Another Windows thing that had bugged me for a while is the text drawing. Two separate things came together in QRasterPaintEngine::drawTextItem() as a bit of a mess. Again, I'm much to blame and the code has been troubling me for some time, but I didn't have time to get back and fix these things. Until now, anyway... Point one, was that the only way to draw nice fonts on windows is using GDI, it does (in my opinion, I know people disagree ;) ) the nicest font rendering of all the systems, so using FreeType or another method would not be acceptable visually, as Qt would look worse than other apps on the platform. So we had to mix GDI and our own raster engine together to do clipping, textured / gradient text. The other point is that any pixel touched by GDI will have 0 as its alpha channel. The raster engine relies on premultiplied alpha so this basically destroys all rendering done afterwards. *sigh*

The solution to the two was to use GDI to render into a buffer and sample the values back into the raster engines buffer and at the same time patching the alpha channel. For cleartype this was even worse as the separate buffer first needed to be filled with the background (cleartype pixels depend on the background as well as the foreground). It ran "ok", but it we were quite aware of that it could be done better. With Falcon, we introduce a mask-texture for each font engine, which generates the glyphs once using GDI. The approach supports both normal and cleartype text drawing and the cleartype approach even does the full RGB blend with Gamma correction (thanks to Samuel who spent an entire day with me to get the gamma correction of three-component alphablending proper). The speedups are quite noticeable. The results are measured in milliseconds:


The graph shows, in milliseconds, the time it takes to draw the text "abcdefg" on a QPixmap using the default font with either cleartype or non-cleartype

We also removed some of the overhead of drawPixmap() on the raster engine. The problem was that there was a bit of set-up before we could get into the actual pixel-by-pixel blending. Instead of going through the generic rendering pipeline, we introduced a faster path for unclipped pixmaps (or pixmaps that fit inside a rectangular clip). I won't bore you with the details, as this blog is already twice as long as I intended it to be. The results for 4.4 and Falcon fall together and become identically, speed wise, at around 200x200, but for the icon-size pixmap drawing, there is quite a visible difference.


The graph shows, in microseconds, how long time it takes to draw a QPixmap, solid or semi-transparent, at the specified sizes

What I've mentioned above, are a bunch of separate small things, and you may be thinking that how does this affect me in the real-world.
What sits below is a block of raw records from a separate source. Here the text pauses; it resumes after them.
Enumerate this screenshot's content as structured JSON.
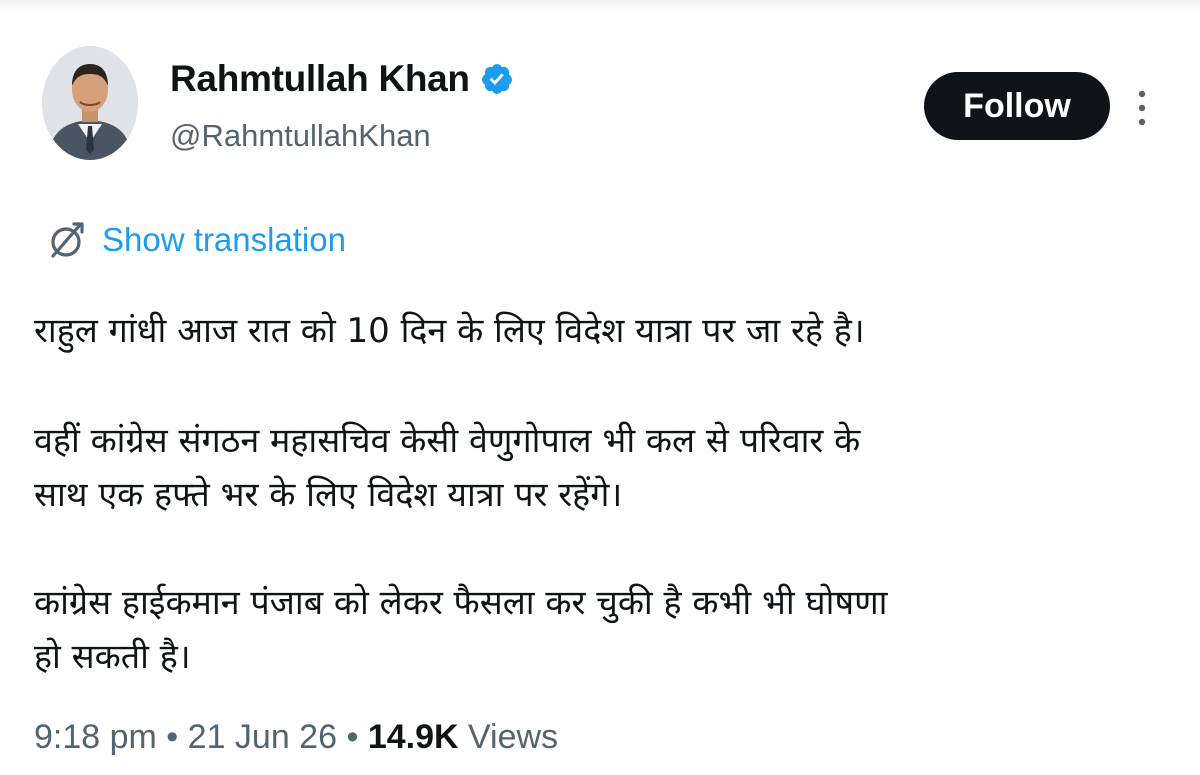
{
  "author": {
    "display_name": "Rahmtullah Khan",
    "handle": "@RahmtullahKhan",
    "verified_icon": "verified-badge-icon",
    "verified_color": "#1d9bf0"
  },
  "actions": {
    "follow_label": "Follow",
    "more_icon": "more-vertical-icon"
  },
  "translation": {
    "label": "Show translation",
    "icon": "translate-globe-icon",
    "color": "#1d9bf0"
  },
  "tweet": {
    "lines": [
      "राहुल गांधी आज रात को 10 दिन के लिए विदेश यात्रा पर जा रहे है।",
      "वहीं कांग्रेस संगठन महासचिव केसी वेणुगोपाल भी कल से परिवार के",
      "साथ एक हफ्ते भर के लिए विदेश यात्रा पर रहेंगे।",
      "कांग्रेस हाईकमान पंजाब को लेकर फैसला कर चुकी है कभी भी घोषणा",
      "हो सकती है।"
    ]
  },
  "meta": {
    "time": "9:18 pm",
    "separator": " • ",
    "date": "21 Jun 26",
    "views_count": "14.9K",
    "views_label": " Views"
  }
}
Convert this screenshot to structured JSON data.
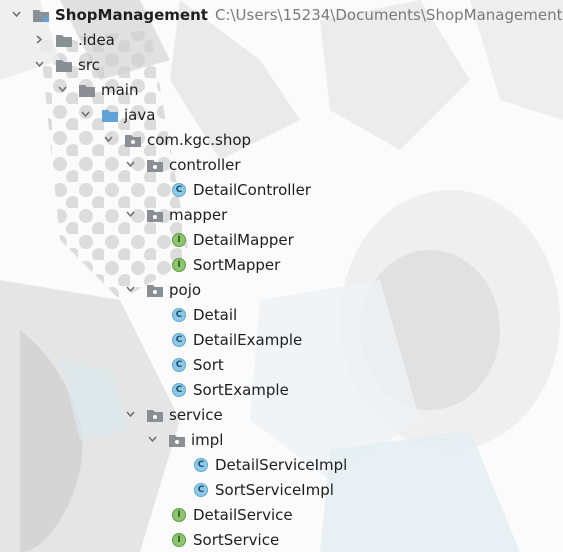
{
  "project": {
    "name": "ShopManagement",
    "path": "C:\\Users\\15234\\Documents\\ShopManagement"
  },
  "nodes": [
    {
      "label": "ShopManagement",
      "type": "project",
      "depth": 0,
      "expanded": true
    },
    {
      "label": ".idea",
      "type": "folder",
      "depth": 1,
      "expanded": false
    },
    {
      "label": "src",
      "type": "folder",
      "depth": 1,
      "expanded": true
    },
    {
      "label": "main",
      "type": "folder",
      "depth": 2,
      "expanded": true
    },
    {
      "label": "java",
      "type": "source-folder",
      "depth": 3,
      "expanded": true
    },
    {
      "label": "com.kgc.shop",
      "type": "package",
      "depth": 4,
      "expanded": true
    },
    {
      "label": "controller",
      "type": "package",
      "depth": 5,
      "expanded": true
    },
    {
      "label": "DetailController",
      "type": "class",
      "depth": 6
    },
    {
      "label": "mapper",
      "type": "package",
      "depth": 5,
      "expanded": true
    },
    {
      "label": "DetailMapper",
      "type": "interface",
      "depth": 6
    },
    {
      "label": "SortMapper",
      "type": "interface",
      "depth": 6
    },
    {
      "label": "pojo",
      "type": "package",
      "depth": 5,
      "expanded": true
    },
    {
      "label": "Detail",
      "type": "class",
      "depth": 6
    },
    {
      "label": "DetailExample",
      "type": "class",
      "depth": 6
    },
    {
      "label": "Sort",
      "type": "class",
      "depth": 6
    },
    {
      "label": "SortExample",
      "type": "class",
      "depth": 6
    },
    {
      "label": "service",
      "type": "package",
      "depth": 5,
      "expanded": true
    },
    {
      "label": "impl",
      "type": "package",
      "depth": 6,
      "expanded": true
    },
    {
      "label": "DetailServiceImpl",
      "type": "class",
      "depth": 7
    },
    {
      "label": "SortServiceImpl",
      "type": "class",
      "depth": 7
    },
    {
      "label": "DetailService",
      "type": "interface",
      "depth": 6
    },
    {
      "label": "SortService",
      "type": "interface",
      "depth": 6
    }
  ],
  "icons": {
    "class_letter": "C",
    "interface_letter": "I"
  },
  "colors": {
    "folder": "#8a8f96",
    "source_folder": "#5fa3d8",
    "class_badge": "#8dc9e6",
    "interface_badge": "#8cc46f",
    "text": "#1e1e1e",
    "path_text": "#7a7a7a"
  }
}
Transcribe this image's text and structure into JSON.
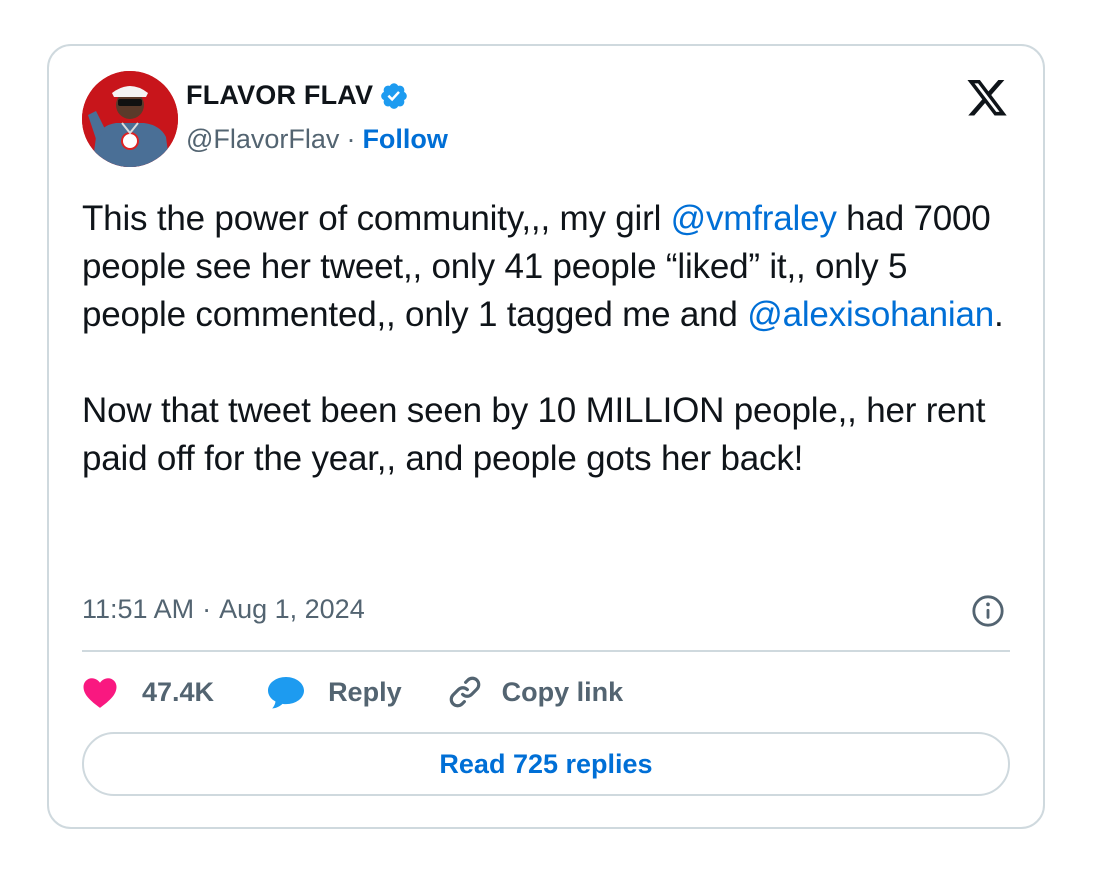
{
  "author": {
    "display_name": "FLAVOR FLAV",
    "handle": "@FlavorFlav",
    "separator": "·",
    "follow_label": "Follow"
  },
  "tweet": {
    "line1_pre": "This the power of community,,, my girl ",
    "mention1": "@vmfraley",
    "line1_post": " had 7000 people see her tweet,, only 41 people “liked” it,, only 5 people commented,, only 1 tagged me and ",
    "mention2": "@alexisohanian",
    "line1_end": ".",
    "para2": "Now that tweet been seen by 10 MILLION people,, her rent paid off for the year,, and people gots her back!"
  },
  "meta": {
    "time": "11:51 AM",
    "separator": "·",
    "date": "Aug 1, 2024"
  },
  "actions": {
    "likes": "47.4K",
    "reply_label": "Reply",
    "copy_label": "Copy link"
  },
  "read_replies_label": "Read 725 replies",
  "colors": {
    "link": "#006fd6",
    "like": "#f91880",
    "reply_icon": "#1d9bf0",
    "verified": "#1d9bf0",
    "muted": "#536471",
    "border": "#cfd9de"
  },
  "icons": {
    "verified": "verified-badge-icon",
    "x_logo": "x-logo-icon",
    "info": "info-icon",
    "like": "heart-icon",
    "reply": "speech-bubble-icon",
    "copy": "link-icon"
  }
}
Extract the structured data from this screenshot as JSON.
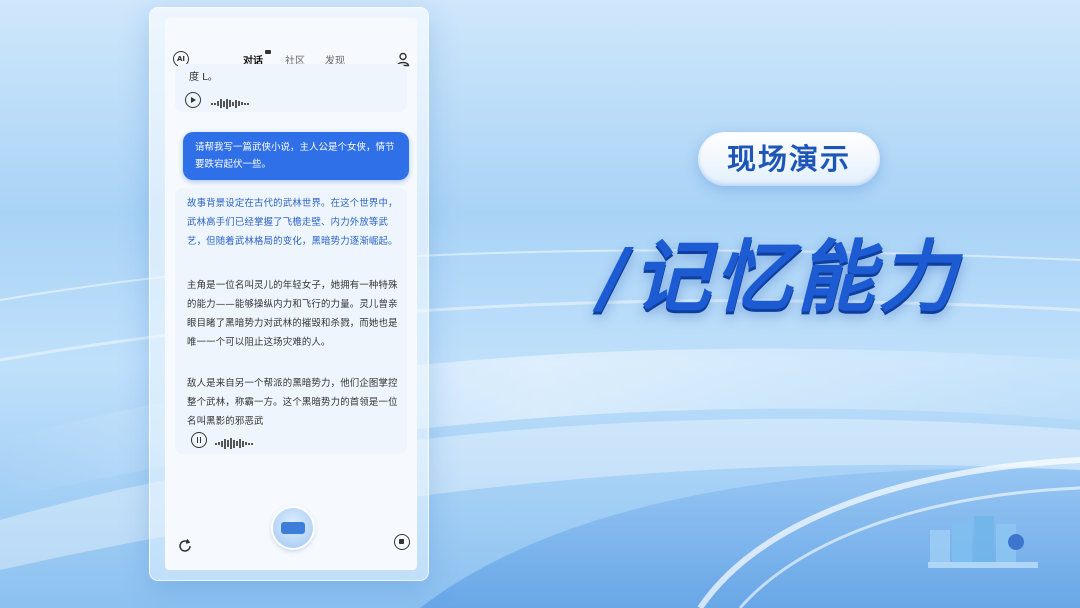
{
  "header": {
    "logo_text": "AI",
    "tabs": [
      {
        "label": "对话",
        "active": true
      },
      {
        "label": "社区",
        "active": false
      },
      {
        "label": "发现",
        "active": false
      }
    ]
  },
  "chat": {
    "previous_tail": "度 L。",
    "user_message": "请帮我写一篇武侠小说，主人公是个女侠，情节要跌宕起伏一些。",
    "answer_paragraphs": [
      "故事背景设定在古代的武林世界。在这个世界中，武林高手们已经掌握了飞檐走壁、内力外放等武艺，但随着武林格局的变化，黑暗势力逐渐崛起。",
      "主角是一位名叫灵儿的年轻女子，她拥有一种特殊的能力——能够操纵内力和飞行的力量。灵儿曾亲眼目睹了黑暗势力对武林的摧毁和杀戮，而她也是唯一一个可以阻止这场灾难的人。",
      "敌人是来自另一个帮派的黑暗势力，他们企图掌控整个武林，称霸一方。这个黑暗势力的首领是一位名叫黑影的邪恶武"
    ]
  },
  "slide": {
    "badge": "现场演示",
    "title": "/记忆能力"
  },
  "colors": {
    "accent": "#2f6fe8",
    "title_blue": "#1d5bd2"
  }
}
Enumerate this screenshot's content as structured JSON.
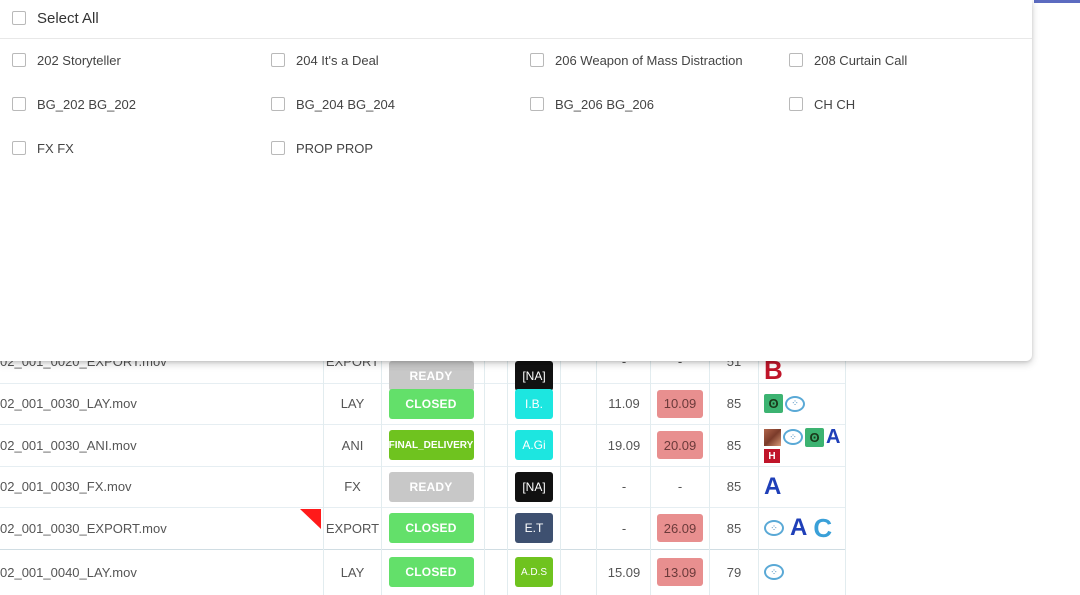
{
  "filter": {
    "select_all_label": "Select All",
    "options": [
      "202 Storyteller",
      "204 It's a Deal",
      "206 Weapon of Mass Distraction",
      "208 Curtain Call",
      "BG_202 BG_202",
      "BG_204 BG_204",
      "BG_206 BG_206",
      "CH CH",
      "FX FX",
      "PROP PROP"
    ]
  },
  "table": {
    "rows": [
      {
        "file": "02_001_0020_EXPORT.mov",
        "dept": "EXPORT",
        "status": "READY",
        "status_color": "#c8c8c8",
        "user": "[NA]",
        "user_color": "#111111",
        "start": "-",
        "due": "-",
        "due_highlight": false,
        "frames": "51",
        "icons": [
          "B-icon"
        ]
      },
      {
        "file": "02_001_0030_LAY.mov",
        "dept": "LAY",
        "status": "CLOSED",
        "status_color": "#63e06a",
        "user": "I.B.",
        "user_color": "#1de6e0",
        "start": "11.09",
        "due": "10.09",
        "due_highlight": true,
        "frames": "85",
        "icons": [
          "swirl-icon",
          "globe-icon"
        ]
      },
      {
        "file": "02_001_0030_ANI.mov",
        "dept": "ANI",
        "status": "FINAL_DELIVERY",
        "status_color": "#6fc31f",
        "user": "A.Gi",
        "user_color": "#1de6e0",
        "start": "19.09",
        "due": "20.09",
        "due_highlight": true,
        "frames": "85",
        "icons": [
          "photo-icon",
          "globe-icon",
          "swirl-icon",
          "A-icon",
          "H-icon"
        ]
      },
      {
        "file": "02_001_0030_FX.mov",
        "dept": "FX",
        "status": "READY",
        "status_color": "#c8c8c8",
        "user": "[NA]",
        "user_color": "#111111",
        "start": "-",
        "due": "-",
        "due_highlight": false,
        "frames": "85",
        "icons": [
          "A-icon"
        ]
      },
      {
        "file": "02_001_0030_EXPORT.mov",
        "dept": "EXPORT",
        "status": "CLOSED",
        "status_color": "#63e06a",
        "user": "E.T",
        "user_color": "#3e5070",
        "start": "-",
        "due": "26.09",
        "due_highlight": true,
        "frames": "85",
        "icons": [
          "globe-icon",
          "A-icon",
          "C-icon"
        ]
      },
      {
        "file": "02_001_0040_LAY.mov",
        "dept": "LAY",
        "status": "CLOSED",
        "status_color": "#63e06a",
        "user": "A.D.S",
        "user_color": "#6fc31f",
        "start": "15.09",
        "due": "13.09",
        "due_highlight": true,
        "frames": "79",
        "icons": [
          "globe-icon"
        ]
      }
    ]
  }
}
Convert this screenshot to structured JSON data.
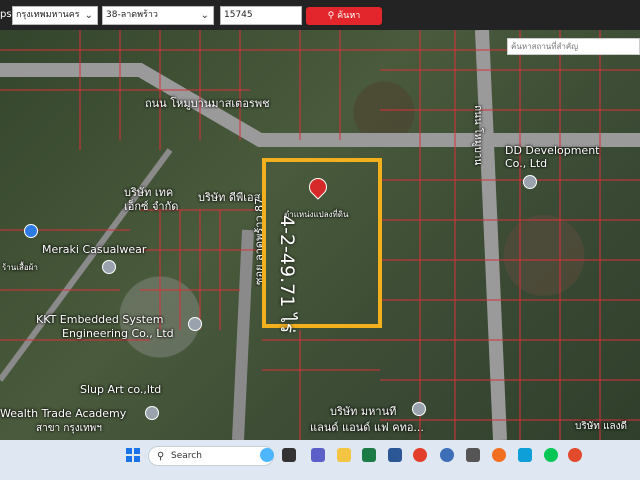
{
  "topbar": {
    "brand": "ps",
    "province": "กรุงเทพมหานคร",
    "district": "38-ลาดพร้าว",
    "parcel": "15745",
    "search_button": "ค้นหา"
  },
  "map": {
    "place_search_placeholder": "ค้นหาสถานที่สำคัญ",
    "labels": {
      "road_top": "ถนน โหมูบานมาสเตอรพช",
      "road_right": "ถนน โหมูบาน",
      "dd_dev": "DD Development",
      "dd_dev2": "Co., Ltd",
      "meraki": "Meraki Casualwear",
      "meraki_sub": "ร้านเสื้อผ้า",
      "kkt1": "KKT Embedded System",
      "kkt2": "Engineering Co., Ltd",
      "slup": "Slup Art co.,ltd",
      "wealth": "Wealth Trade Academy",
      "wealth2": "สาขา กรุงเทพฯ",
      "company_tech1": "บริษัท เทค",
      "company_tech2": "เอ็กซ์ จำกัด",
      "company_dpi": "บริษัท ดีพีเอส",
      "soi": "ซอย ลาดพร้าว 87",
      "land_company1": "บริษัท มหานที",
      "land_company2": "แลนด์ แอนด์ แฟ คทอ...",
      "bottom_right": "บริษัท แลงดี",
      "pin_label": "ตำแหน่งแปลงที่ดิน",
      "plot_area": "4-2-49.71 ไร่"
    }
  },
  "taskbar": {
    "search": "Search",
    "icons": [
      "copilot-icon",
      "file-explorer-icon",
      "teams-icon",
      "folder-icon",
      "excel-icon",
      "word-icon",
      "outlook-icon",
      "chrome-icon",
      "settings-icon",
      "calculator-icon",
      "firefox-icon",
      "edge-icon",
      "line-icon",
      "record-icon"
    ]
  },
  "colors": {
    "plot_border": "#f2b01d",
    "parcel_lines": "#d8313a",
    "search_button": "#e2262b"
  }
}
You probably don't do for-loops of begin/end() or save/restore. So I'll finish up with some real-world examples. The numbers below are taken from a benchmark of a few widgets where we simply run "repaint()" a bunch of times. The QLabel numbers don't have much relation to QComboBox etc, so don't pay too much attention to that, but rather how each widget changes from 4.4 to Falcon.


The graph shows, in milliseconds, how long repaint of a few widgets take

Now, much of the overall speedup here, probably over 50% of it is caused by some awesome work that Bjørn Erik has done in the backingstore. The rest is due to small things here and there, like the ones mentioned above.

There has been quite a bit of refactoring in the works here, and some work is still ahead of us, (like re-enabling GDI based glyph-generation of transformed text, which will be vector path based in the upcoming TP) but I hope that the changes we've made will benefit most users and that those that see problems with the new approaches let us know so we can look at those too.


Blog Topics: